a closer on five-digit purchases.) The
84-Inch Cinema 3D 4K Ultra HD 240Hz LED-LCD HDTV with Smart TV and Six Pairs of
3D Glasses … (
)… is marked
down just 15 percent, to $16,999, probably because of the six pairs of glasses.
84-inch 4K Ultra Batcave Vision TV? It’s 25 grand like it was when Sony rolled
it out last August. Boo-yah Sony. (Batcave Vision. I thought of that.)
is listed at an alleged 47 percent discount at a measly $4,497.99. It’s like a sad cousin who lost their way after a brief bout of YouTube fame. I
feel bad for it. Or is it badly?
Nada whole lot surprisingly, ordinary
old HD 3DTV sets were the most deeply discounted—between around 25 to 30
percent in my pre-holiday Amazon push email. They’re now being packaged as
add-ons to 4KTVs.
And finally, there are the OLED TVs. Ahh OLED. We hardly know ye. What are you
again? Oh, right. Those paper-thin TVs with light-deprivation room blacks.
OLED TVs were introduced to the market
with the unveiling of Sony’s $2,500 11-inch XEL-1, a flat-screen
resembling a computer monitor. The XEL-1 proved that anyone spending

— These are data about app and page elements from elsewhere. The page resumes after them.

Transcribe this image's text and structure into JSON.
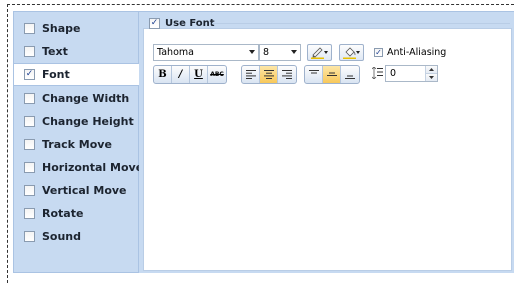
{
  "sidebar": {
    "items": [
      {
        "label": "Shape",
        "checked": false,
        "selected": false
      },
      {
        "label": "Text",
        "checked": false,
        "selected": false
      },
      {
        "label": "Font",
        "checked": true,
        "selected": true
      },
      {
        "label": "Change Width",
        "checked": false,
        "selected": false
      },
      {
        "label": "Change Height",
        "checked": false,
        "selected": false
      },
      {
        "label": "Track Move",
        "checked": false,
        "selected": false
      },
      {
        "label": "Horizontal Move",
        "checked": false,
        "selected": false
      },
      {
        "label": "Vertical Move",
        "checked": false,
        "selected": false
      },
      {
        "label": "Rotate",
        "checked": false,
        "selected": false
      },
      {
        "label": "Sound",
        "checked": false,
        "selected": false
      }
    ]
  },
  "panel": {
    "use_font_label": "Use Font",
    "use_font_checked": true,
    "font_name": "Tahoma",
    "font_size": "8",
    "anti_aliasing_label": "Anti-Aliasing",
    "anti_aliasing_checked": true,
    "format_buttons": {
      "bold": "B",
      "italic": "I",
      "underline": "U",
      "strikeout": "ABC"
    },
    "horizontal_alignment": "center",
    "vertical_alignment": "middle",
    "line_spacing": "0"
  },
  "colors": {
    "sidebar_bg": "#c7daf1",
    "active_button": "#f8c85a",
    "pen_color": "#e8c000",
    "fill_color": "#e8c000"
  }
}
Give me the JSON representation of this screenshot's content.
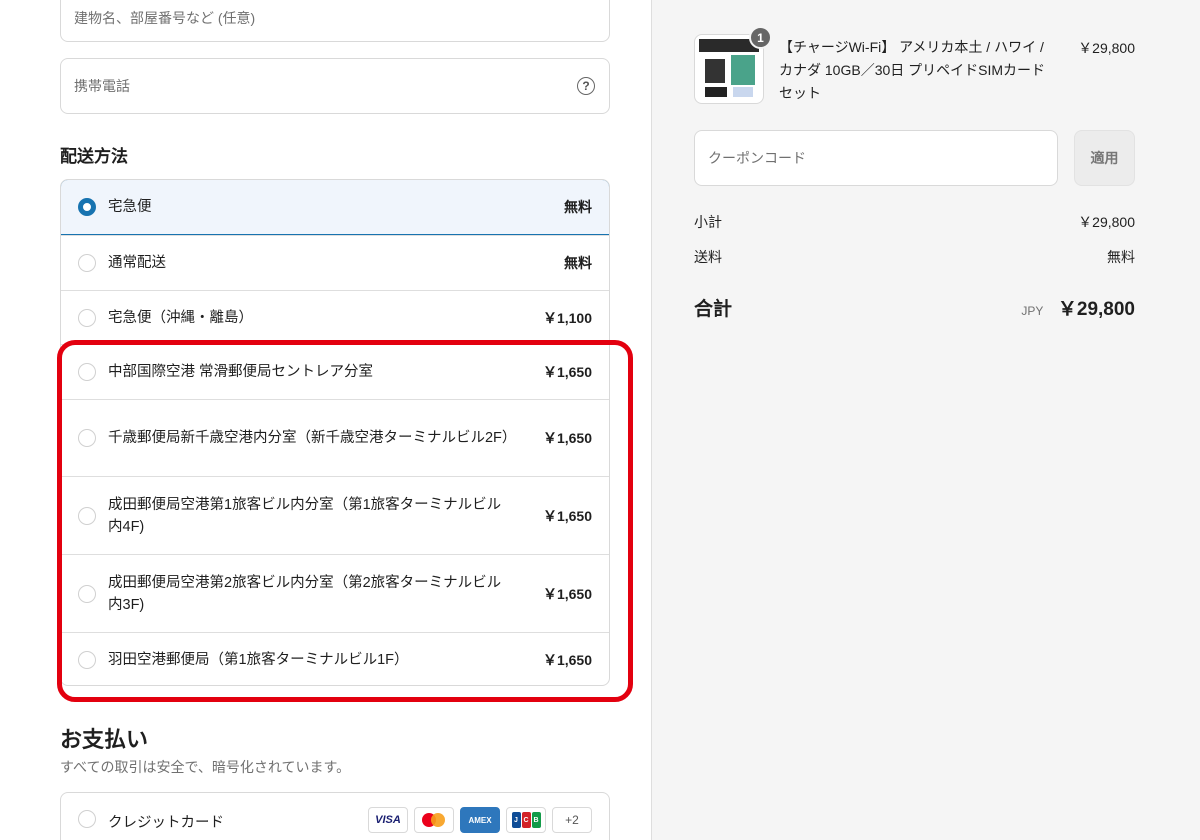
{
  "address": {
    "building_placeholder": "建物名、部屋番号など (任意)",
    "phone_placeholder": "携帯電話",
    "phone_help": "?"
  },
  "shipping": {
    "title": "配送方法",
    "options": [
      {
        "name": "宅急便",
        "price": "無料",
        "selected": true
      },
      {
        "name": "通常配送",
        "price": "無料",
        "selected": false
      },
      {
        "name": "宅急便（沖縄・離島）",
        "price": "￥1,100",
        "selected": false
      },
      {
        "name": "中部国際空港 常滑郵便局セントレア分室",
        "price": "￥1,650",
        "selected": false
      },
      {
        "name": "千歳郵便局新千歳空港内分室（新千歳空港ターミナルビル2F）",
        "price": "￥1,650",
        "selected": false
      },
      {
        "name": "成田郵便局空港第1旅客ビル内分室（第1旅客ターミナルビル内4F)",
        "price": "￥1,650",
        "selected": false
      },
      {
        "name": "成田郵便局空港第2旅客ビル内分室（第2旅客ターミナルビル内3F)",
        "price": "￥1,650",
        "selected": false
      },
      {
        "name": "羽田空港郵便局（第1旅客ターミナルビル1F）",
        "price": "￥1,650",
        "selected": false
      }
    ]
  },
  "payment": {
    "title": "お支払い",
    "subtitle": "すべての取引は安全で、暗号化されています。",
    "method_label": "クレジットカード",
    "cards": {
      "visa": "VISA",
      "amex": "AMEX",
      "jcb": [
        "J",
        "C",
        "B"
      ],
      "more": "+2"
    }
  },
  "order": {
    "quantity": "1",
    "product_name": "【チャージWi-Fi】 アメリカ本土 / ハワイ / カナダ 10GB／30日 プリペイドSIMカード セット",
    "product_price": "￥29,800",
    "coupon_placeholder": "クーポンコード",
    "apply_label": "適用",
    "subtotal_label": "小計",
    "subtotal_value": "￥29,800",
    "shipping_label": "送料",
    "shipping_value": "無料",
    "total_label": "合計",
    "total_currency": "JPY",
    "total_value": "￥29,800"
  },
  "colors": {
    "accent": "#1773b0",
    "highlight": "#e3000f",
    "sidebar_bg": "#f5f5f5"
  }
}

for a TV at the time was not going to get an 11-inch computer monitor. Consumer reaction did not occur.
OLEDs are notoriously difficult to fabricate, which may be why
backed out of a joint production initiative. However, they
are somewhat agog-worthy with their two-dimensional profiles and colors that
stand out in a room and holler at you. LG and Samsung are staying in the OLED
game with new curved screens that are kind of cool because they’re among the first
concave TVs, but otherwise—TVs.
How much the new 4K
OLEDs will debut for remains to be seen by me, but the $8,999 Samsung 55-inch
curved OLED HDTV,
in August, has been slashed at
to $8,997.99. (That is correct. $1.01.) LG’s 55-inch model,
in July for $14,999, dropped a bit more to $10,999 on
is now listed for $8,499.00.
At 8.5 grand a set, one
could forego a single $150,000 monster Samsung and buy 16 of LG’s curved OLEDs
and make de facto Surround TV—something simultaneously cool and horrifying and
probably in the works. Let the gamers begin. And please call me if you buy the
$150,000 Samsung 4K set. Really. I want to have a look at you.